Material shown section start

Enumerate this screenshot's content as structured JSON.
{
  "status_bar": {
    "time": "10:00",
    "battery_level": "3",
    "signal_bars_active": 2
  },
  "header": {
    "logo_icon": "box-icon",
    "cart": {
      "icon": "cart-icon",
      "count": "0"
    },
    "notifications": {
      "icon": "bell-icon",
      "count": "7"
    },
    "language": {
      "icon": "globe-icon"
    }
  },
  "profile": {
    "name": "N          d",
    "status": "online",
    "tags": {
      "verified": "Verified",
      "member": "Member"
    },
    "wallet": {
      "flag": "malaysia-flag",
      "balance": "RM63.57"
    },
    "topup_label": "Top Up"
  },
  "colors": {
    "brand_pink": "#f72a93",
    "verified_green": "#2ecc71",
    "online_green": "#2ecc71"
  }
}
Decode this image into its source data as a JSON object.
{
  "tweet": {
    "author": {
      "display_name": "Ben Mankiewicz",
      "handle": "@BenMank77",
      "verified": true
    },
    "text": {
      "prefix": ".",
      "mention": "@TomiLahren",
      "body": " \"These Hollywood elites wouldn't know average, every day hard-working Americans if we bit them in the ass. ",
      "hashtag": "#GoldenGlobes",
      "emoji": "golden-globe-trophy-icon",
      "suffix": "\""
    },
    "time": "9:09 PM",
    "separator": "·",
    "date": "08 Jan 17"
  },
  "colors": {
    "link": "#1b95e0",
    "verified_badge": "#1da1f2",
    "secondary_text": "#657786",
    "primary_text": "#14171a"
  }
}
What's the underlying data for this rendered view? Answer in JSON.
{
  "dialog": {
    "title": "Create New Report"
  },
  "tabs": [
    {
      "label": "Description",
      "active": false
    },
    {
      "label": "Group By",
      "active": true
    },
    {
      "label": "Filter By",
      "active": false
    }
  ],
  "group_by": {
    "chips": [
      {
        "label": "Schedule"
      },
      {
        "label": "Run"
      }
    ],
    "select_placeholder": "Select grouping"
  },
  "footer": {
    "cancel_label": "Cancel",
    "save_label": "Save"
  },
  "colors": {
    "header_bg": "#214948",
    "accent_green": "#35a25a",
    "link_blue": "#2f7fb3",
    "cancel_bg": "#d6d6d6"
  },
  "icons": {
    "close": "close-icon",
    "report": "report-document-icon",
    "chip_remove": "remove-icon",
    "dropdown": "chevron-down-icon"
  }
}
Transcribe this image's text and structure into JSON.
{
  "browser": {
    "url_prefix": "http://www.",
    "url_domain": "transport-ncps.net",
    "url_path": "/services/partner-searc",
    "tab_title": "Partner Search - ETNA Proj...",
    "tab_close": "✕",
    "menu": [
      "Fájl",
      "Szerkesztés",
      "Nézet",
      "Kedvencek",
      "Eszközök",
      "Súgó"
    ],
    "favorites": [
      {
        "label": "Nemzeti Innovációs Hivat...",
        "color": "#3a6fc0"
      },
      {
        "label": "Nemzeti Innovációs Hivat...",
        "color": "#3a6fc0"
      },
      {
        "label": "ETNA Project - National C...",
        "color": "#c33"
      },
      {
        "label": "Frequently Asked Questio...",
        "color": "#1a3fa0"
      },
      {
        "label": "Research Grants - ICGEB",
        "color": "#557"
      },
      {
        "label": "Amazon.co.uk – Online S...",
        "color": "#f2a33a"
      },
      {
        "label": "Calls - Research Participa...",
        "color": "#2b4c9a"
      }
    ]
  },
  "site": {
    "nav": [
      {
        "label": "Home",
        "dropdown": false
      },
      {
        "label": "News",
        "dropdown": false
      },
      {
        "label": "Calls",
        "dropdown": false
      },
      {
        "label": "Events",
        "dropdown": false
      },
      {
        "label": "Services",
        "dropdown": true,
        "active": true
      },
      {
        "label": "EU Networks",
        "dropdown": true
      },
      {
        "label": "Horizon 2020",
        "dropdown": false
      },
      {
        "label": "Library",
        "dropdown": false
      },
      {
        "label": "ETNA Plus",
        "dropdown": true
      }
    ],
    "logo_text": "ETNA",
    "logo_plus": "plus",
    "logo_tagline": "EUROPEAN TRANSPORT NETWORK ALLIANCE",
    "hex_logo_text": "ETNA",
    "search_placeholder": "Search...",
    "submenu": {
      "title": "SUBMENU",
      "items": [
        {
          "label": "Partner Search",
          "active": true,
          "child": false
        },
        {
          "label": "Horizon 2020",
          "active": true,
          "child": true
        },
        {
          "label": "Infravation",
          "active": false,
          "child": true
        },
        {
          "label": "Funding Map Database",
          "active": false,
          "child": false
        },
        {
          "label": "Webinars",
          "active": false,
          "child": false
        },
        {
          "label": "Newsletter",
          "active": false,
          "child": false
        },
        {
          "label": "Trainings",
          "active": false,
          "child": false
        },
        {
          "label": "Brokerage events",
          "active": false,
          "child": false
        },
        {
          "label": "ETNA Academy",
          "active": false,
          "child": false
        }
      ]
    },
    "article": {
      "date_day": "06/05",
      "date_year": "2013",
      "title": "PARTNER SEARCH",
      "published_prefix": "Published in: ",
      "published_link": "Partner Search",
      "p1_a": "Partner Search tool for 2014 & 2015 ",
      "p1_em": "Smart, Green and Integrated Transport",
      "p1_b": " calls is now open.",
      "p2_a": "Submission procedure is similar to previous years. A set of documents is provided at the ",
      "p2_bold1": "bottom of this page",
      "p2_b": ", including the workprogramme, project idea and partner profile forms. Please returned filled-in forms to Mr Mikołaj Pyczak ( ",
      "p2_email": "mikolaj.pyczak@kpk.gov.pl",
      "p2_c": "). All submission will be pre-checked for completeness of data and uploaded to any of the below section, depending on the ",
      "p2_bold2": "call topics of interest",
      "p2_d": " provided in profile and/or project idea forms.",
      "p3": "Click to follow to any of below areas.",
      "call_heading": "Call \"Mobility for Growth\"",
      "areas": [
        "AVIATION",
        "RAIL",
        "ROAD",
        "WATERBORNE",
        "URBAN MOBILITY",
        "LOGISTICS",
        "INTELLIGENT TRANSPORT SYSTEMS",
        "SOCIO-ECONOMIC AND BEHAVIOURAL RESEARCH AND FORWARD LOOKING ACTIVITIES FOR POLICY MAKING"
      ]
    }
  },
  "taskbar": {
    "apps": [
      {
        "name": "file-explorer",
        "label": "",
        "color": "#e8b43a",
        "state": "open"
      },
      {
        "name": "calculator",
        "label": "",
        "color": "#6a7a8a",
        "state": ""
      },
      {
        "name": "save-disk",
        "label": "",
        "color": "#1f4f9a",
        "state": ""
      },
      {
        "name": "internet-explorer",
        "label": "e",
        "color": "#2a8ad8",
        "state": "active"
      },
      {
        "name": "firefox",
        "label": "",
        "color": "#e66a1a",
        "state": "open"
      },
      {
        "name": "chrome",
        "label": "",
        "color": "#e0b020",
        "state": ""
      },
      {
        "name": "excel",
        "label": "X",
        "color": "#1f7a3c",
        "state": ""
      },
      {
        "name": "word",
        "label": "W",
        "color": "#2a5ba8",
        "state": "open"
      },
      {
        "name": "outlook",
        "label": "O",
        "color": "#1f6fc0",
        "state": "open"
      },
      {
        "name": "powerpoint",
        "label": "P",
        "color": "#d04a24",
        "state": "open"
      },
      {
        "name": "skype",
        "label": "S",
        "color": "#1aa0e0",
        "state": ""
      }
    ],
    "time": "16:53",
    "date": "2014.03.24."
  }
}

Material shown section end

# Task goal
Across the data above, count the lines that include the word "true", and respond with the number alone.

# Answer section
10